Page and application data records:
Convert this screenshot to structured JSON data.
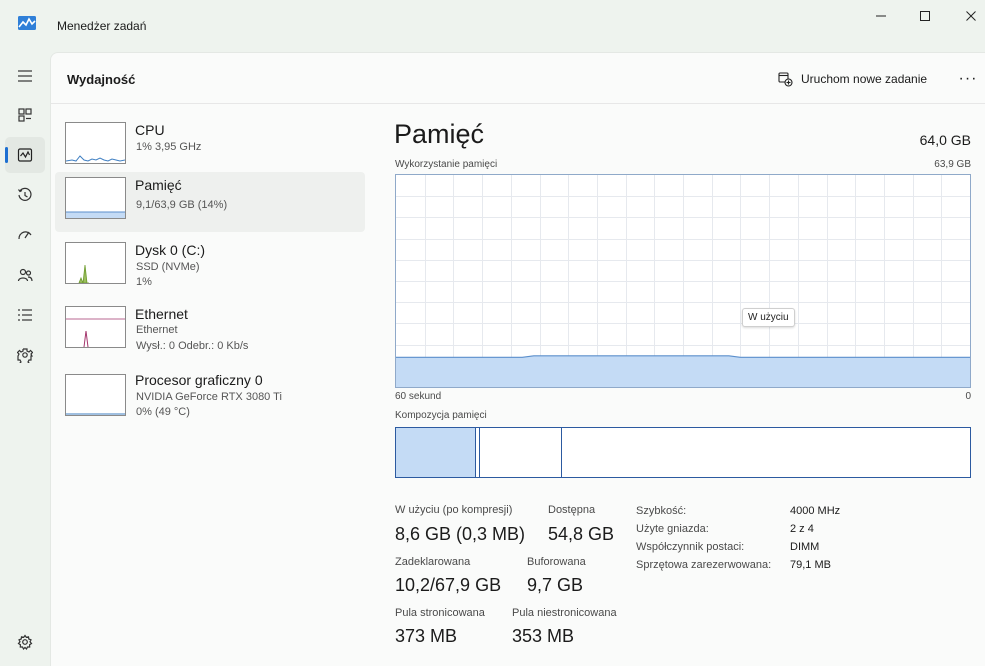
{
  "window": {
    "title": "Menedżer zadań",
    "controls": [
      "minimize-icon",
      "maximize-icon",
      "close-icon"
    ]
  },
  "nav": {
    "items": [
      {
        "icon": "hamburger-menu-icon"
      },
      {
        "icon": "processes-icon"
      },
      {
        "icon": "performance-icon",
        "active": true
      },
      {
        "icon": "app-history-icon"
      },
      {
        "icon": "startup-apps-icon"
      },
      {
        "icon": "users-icon"
      },
      {
        "icon": "details-icon"
      },
      {
        "icon": "services-icon"
      },
      {
        "icon": "settings-icon"
      }
    ]
  },
  "header": {
    "title": "Wydajność",
    "run_task_label": "Uruchom nowe zadanie",
    "more_label": "···"
  },
  "devices": [
    {
      "name": "CPU",
      "sub1": "1% 3,95 GHz",
      "sub2": "",
      "sub3": ""
    },
    {
      "name": "Pamięć",
      "sub1": "9,1/63,9 GB (14%)",
      "sub2": "",
      "sub3": "",
      "selected": true
    },
    {
      "name": "Dysk 0 (C:)",
      "sub1": "SSD (NVMe)",
      "sub2": "1%",
      "sub3": ""
    },
    {
      "name": "Ethernet",
      "sub1": "Ethernet",
      "sub2": "Wysł.: 0 Odebr.: 0 Kb/s",
      "sub3": ""
    },
    {
      "name": "Procesor graficzny 0",
      "sub1": "NVIDIA GeForce RTX 3080 Ti",
      "sub2": "0% (49 °C)",
      "sub3": ""
    }
  ],
  "memory": {
    "title": "Pamięć",
    "total": "64,0 GB",
    "usage_label": "Wykorzystanie pamięci",
    "usage_max": "63,9 GB",
    "time_left": "60 sekund",
    "time_right": "0",
    "tooltip": "W użyciu",
    "composition_label": "Kompozycja pamięci",
    "usage_fraction": 0.14
  },
  "stats": {
    "in_use_label": "W użyciu (po kompresji)",
    "in_use_value": "8,6 GB (0,3 MB)",
    "available_label": "Dostępna",
    "available_value": "54,8 GB",
    "committed_label": "Zadeklarowana",
    "committed_value": "10,2/67,9 GB",
    "cached_label": "Buforowana",
    "cached_value": "9,7 GB",
    "paged_label": "Pula stronicowana",
    "paged_value": "373 MB",
    "nonpaged_label": "Pula niestronicowana",
    "nonpaged_value": "353 MB"
  },
  "specs": {
    "speed_label": "Szybkość:",
    "speed_value": "4000 MHz",
    "slots_label": "Użyte gniazda:",
    "slots_value": "2 z 4",
    "form_label": "Współczynnik postaci:",
    "form_value": "DIMM",
    "reserved_label": "Sprzętowa zarezerwowana:",
    "reserved_value": "79,1 MB"
  },
  "colors": {
    "memory_line": "#5b8fcc",
    "memory_fill": "#c4dbf5",
    "cpu_line": "#3f7fc2",
    "disk_line": "#6b9a2a",
    "ethernet_line": "#a3346b",
    "accent": "#1d6fd1"
  }
}
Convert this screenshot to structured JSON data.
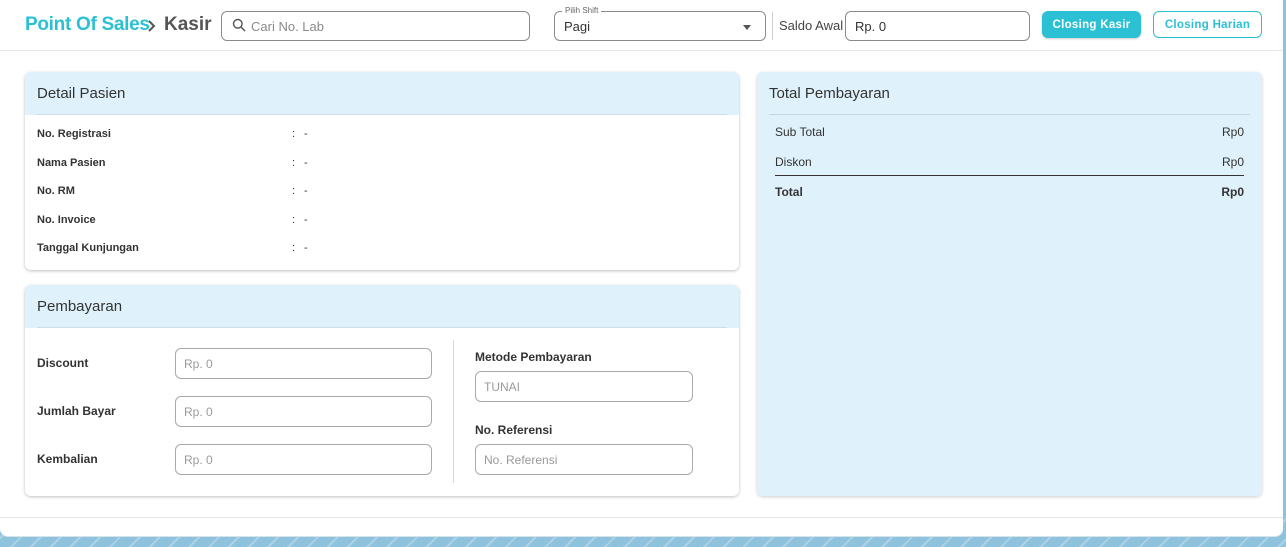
{
  "header": {
    "brand": "Point Of Sales",
    "separator": ">",
    "page": "Kasir",
    "search_placeholder": "Cari No. Lab",
    "shift_label": "Pilih Shift",
    "shift_value": "Pagi",
    "saldo_label": "Saldo Awal",
    "saldo_value": "Rp. 0",
    "closing_kasir": "Closing Kasir",
    "closing_harian": "Closing Harian"
  },
  "detail_pasien": {
    "title": "Detail Pasien",
    "rows": [
      {
        "label": "No. Registrasi",
        "value": "-"
      },
      {
        "label": "Nama Pasien",
        "value": "-"
      },
      {
        "label": "No. RM",
        "value": "-"
      },
      {
        "label": "No. Invoice",
        "value": "-"
      },
      {
        "label": "Tanggal Kunjungan",
        "value": "-"
      }
    ]
  },
  "pembayaran": {
    "title": "Pembayaran",
    "discount_label": "Discount",
    "discount_placeholder": "Rp. 0",
    "jumlah_bayar_label": "Jumlah Bayar",
    "jumlah_bayar_placeholder": "Rp. 0",
    "kembalian_label": "Kembalian",
    "kembalian_placeholder": "Rp. 0",
    "metode_label": "Metode Pembayaran",
    "metode_placeholder": "TUNAI",
    "referensi_label": "No. Referensi",
    "referensi_placeholder": "No. Referensi"
  },
  "total_pembayaran": {
    "title": "Total Pembayaran",
    "sub_total_label": "Sub Total",
    "sub_total_value": "Rp0",
    "diskon_label": "Diskon",
    "diskon_value": "Rp0",
    "total_label": "Total",
    "total_value": "Rp0"
  },
  "colors": {
    "accent": "#2bc0d4",
    "panel_head": "#dff2fb",
    "page_bg": "#8fc3dd"
  }
}
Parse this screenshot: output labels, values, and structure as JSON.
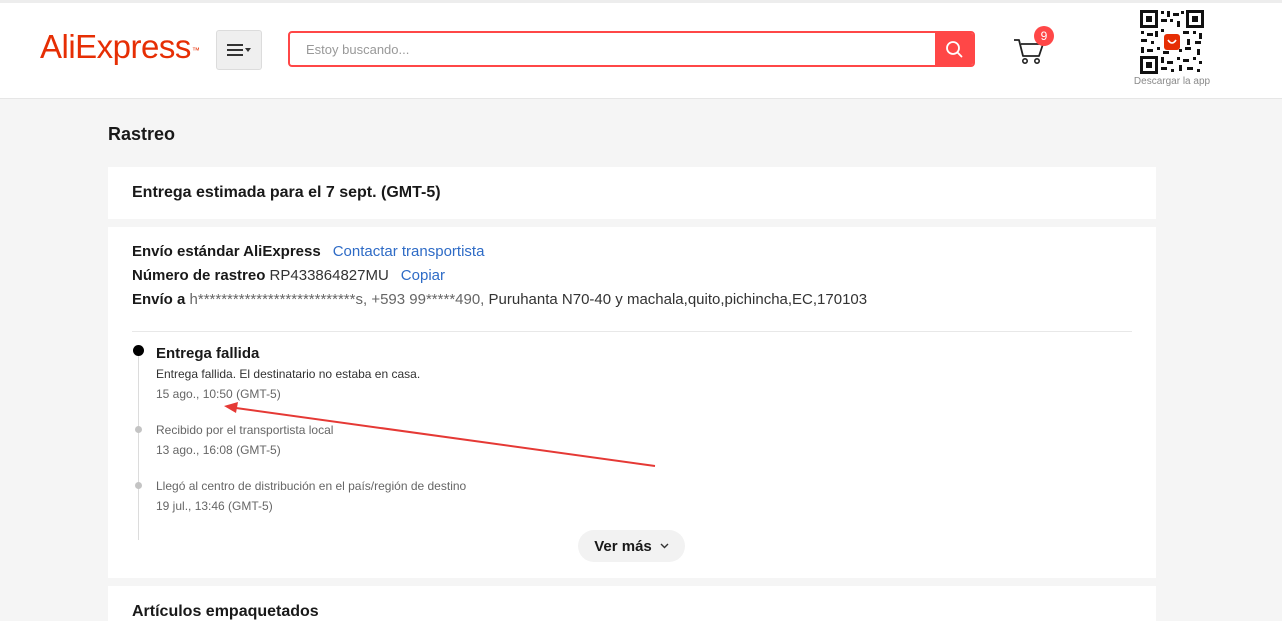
{
  "header": {
    "logo": "AliExpress",
    "logo_mark": "™",
    "search_placeholder": "Estoy buscando...",
    "cart_count": "9",
    "qr_label": "Descargar la app"
  },
  "page": {
    "title": "Rastreo"
  },
  "estimate": {
    "text": "Entrega estimada para el 7 sept. (GMT-5)"
  },
  "shipping": {
    "method_label": "Envío estándar AliExpress",
    "contact_link": "Contactar transportista",
    "tracking_label": "Número de rastreo",
    "tracking_number": "RP433864827MU",
    "copy_link": "Copiar",
    "ship_to_label": "Envío a",
    "recipient": "h***************************s,",
    "phone": "+593 99*****490,",
    "address": "Puruhanta N70-40 y machala,quito,pichincha,EC,170103"
  },
  "events": [
    {
      "title": "Entrega fallida",
      "description": "Entrega fallida. El destinatario no estaba en casa.",
      "date": "15 ago., 10:50 (GMT-5)"
    },
    {
      "title": "Recibido por el transportista local",
      "date": "13 ago., 16:08 (GMT-5)"
    },
    {
      "title": "Llegó al centro de distribución en el país/región de destino",
      "date": "19 jul., 13:46 (GMT-5)"
    }
  ],
  "more_button": "Ver más",
  "packed_items": {
    "title": "Artículos empaquetados"
  },
  "colors": {
    "brand": "#e62e04",
    "search_accent": "#ff4747",
    "link": "#2e6bc6",
    "annotation_arrow": "#e53935"
  }
}
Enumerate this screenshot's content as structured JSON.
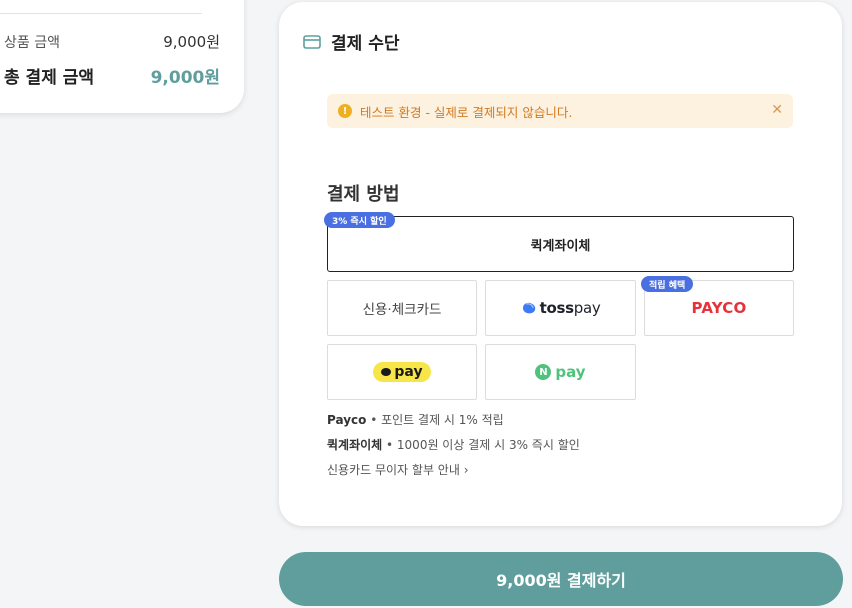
{
  "summary": {
    "product_amount_label": "상품 금액",
    "product_amount_value": "9,000원",
    "total_label": "총 결제 금액",
    "total_value": "9,000원"
  },
  "payment": {
    "title": "결제 수단",
    "alert_text": "테스트 환경 - 실제로 결제되지 않습니다.",
    "alert_icon": "!",
    "alert_close": "✕",
    "method_title": "결제 방법",
    "methods": {
      "quick_transfer": "퀵계좌이체",
      "quick_badge": "3% 즉시 할인",
      "card": "신용·체크카드",
      "toss_a": "toss",
      "toss_b": "pay",
      "payco": "PAYCO",
      "payco_badge": "적립 혜택",
      "kakao": "pay",
      "naver_n": "N",
      "naver": "pay"
    },
    "info": {
      "line1_brand": "Payco",
      "line1_text": " • 포인트 결제 시 1% 적립",
      "line2_brand": "퀵계좌이체",
      "line2_text": " • 1000원 이상 결제 시 3% 즉시 할인",
      "line3": "신용카드 무이자 할부 안내 ›"
    }
  },
  "pay_button": "9,000원 결제하기",
  "colors": {
    "accent": "#5f9e9d",
    "badge": "#4a6fe0",
    "alert_bg": "#fdf1df",
    "alert_text": "#d17a22",
    "payco": "#e5323b",
    "naver": "#4fc27c",
    "kakao": "#f6e64a"
  }
}
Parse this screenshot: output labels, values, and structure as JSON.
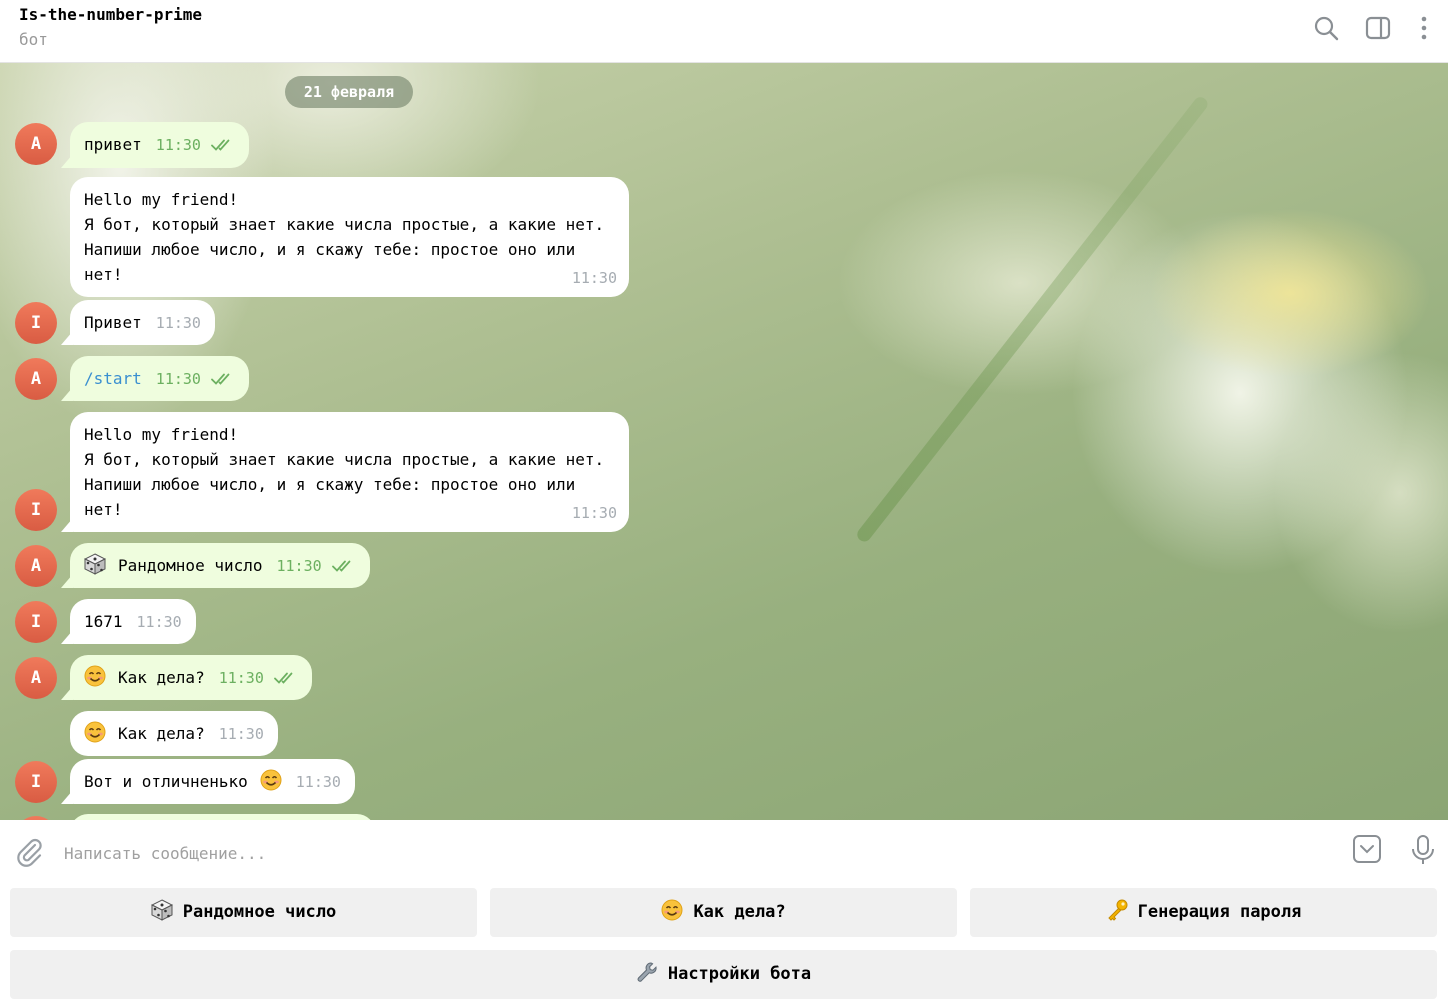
{
  "header": {
    "title": "Is-the-number-prime",
    "subtitle": "бот",
    "icons": [
      "search-icon",
      "side-panel-icon",
      "more-vertical-icon"
    ]
  },
  "chat": {
    "date_label": "21 февраля",
    "messages": [
      {
        "avatar": "A",
        "direction": "out",
        "text": "привет",
        "time": "11:30",
        "status": "read"
      },
      {
        "direction": "in",
        "lines": [
          "Hello my friend!",
          "Я бот, который знает какие числа простые, а какие нет.",
          "Напиши любое число, и я скажу тебе: простое оно или",
          "нет!"
        ],
        "time": "11:30"
      },
      {
        "avatar": "I",
        "direction": "in",
        "text": "Привет",
        "time": "11:30"
      },
      {
        "avatar": "A",
        "direction": "out",
        "text": "/start",
        "time": "11:30",
        "status": "read"
      },
      {
        "avatar": "I",
        "direction": "in",
        "lines": [
          "Hello my friend!",
          "Я бот, который знает какие числа простые, а какие нет.",
          "Напиши любое число, и я скажу тебе: простое оно или",
          "нет!"
        ],
        "time": "11:30"
      },
      {
        "avatar": "A",
        "direction": "out",
        "emoji": "game-die",
        "text": "Рандомное число",
        "time": "11:30",
        "status": "read"
      },
      {
        "avatar": "I",
        "direction": "in",
        "text": "1671",
        "time": "11:30"
      },
      {
        "avatar": "A",
        "direction": "out",
        "emoji": "smiling-face",
        "text": "Как дела?",
        "time": "11:30",
        "status": "read"
      },
      {
        "direction": "in",
        "emoji": "smiling-face",
        "text": "Как дела?",
        "time": "11:30"
      },
      {
        "avatar": "I",
        "direction": "in",
        "text": "Вот и отличненько",
        "trailing_emoji": "smiling-face",
        "time": "11:30"
      }
    ]
  },
  "composer": {
    "placeholder": "Написать сообщение...",
    "value": ""
  },
  "keyboard": {
    "buttons": [
      {
        "emoji": "game-die",
        "label": "Рандомное число"
      },
      {
        "emoji": "smiling-face",
        "label": "Как дела?"
      },
      {
        "emoji": "key",
        "label": "Генерация пароля"
      },
      {
        "emoji": "wrench",
        "label": "Настройки бота"
      }
    ]
  },
  "colors": {
    "outgoing_bubble": "#effdde",
    "incoming_bubble": "#ffffff",
    "avatar": "#e56a4f",
    "read_ticks": "#6cb060",
    "command_link": "#3a8fd0"
  }
}
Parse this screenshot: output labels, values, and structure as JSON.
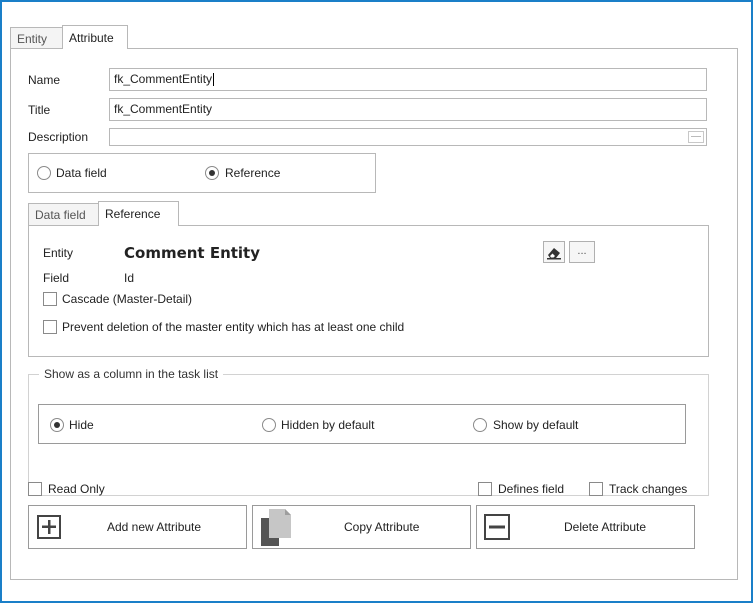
{
  "tabs": {
    "entity": "Entity",
    "attribute": "Attribute"
  },
  "fields": {
    "name_label": "Name",
    "name_value": "fk_CommentEntity",
    "title_label": "Title",
    "title_value": "fk_CommentEntity",
    "description_label": "Description",
    "description_value": ""
  },
  "field_type": {
    "data_field_label": "Data field",
    "reference_label": "Reference",
    "selected": "reference"
  },
  "subtabs": {
    "data_field": "Data field",
    "reference": "Reference"
  },
  "reference": {
    "entity_label": "Entity",
    "entity_value": "Comment Entity",
    "field_label": "Field",
    "field_value": "Id",
    "cascade_label": "Cascade (Master-Detail)",
    "prevent_label": "Prevent deletion of the master entity which has at least one child",
    "browse_label": "..."
  },
  "task_list": {
    "legend": "Show as a column in the task list",
    "options": [
      "Hide",
      "Hidden by default",
      "Show by default"
    ],
    "selected": "Hide"
  },
  "bottom_options": {
    "read_only": "Read Only",
    "defines_field": "Defines field",
    "track_changes": "Track changes"
  },
  "actions": {
    "add": "Add new Attribute",
    "copy": "Copy Attribute",
    "delete": "Delete Attribute"
  },
  "colors": {
    "frame_border": "#1a7fc8"
  }
}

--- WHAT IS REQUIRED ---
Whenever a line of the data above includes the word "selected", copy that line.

--- ANSWER TO THIS PROBLEM ---
      "selected": true
    "selected": "reference"
    "selected": "Hide"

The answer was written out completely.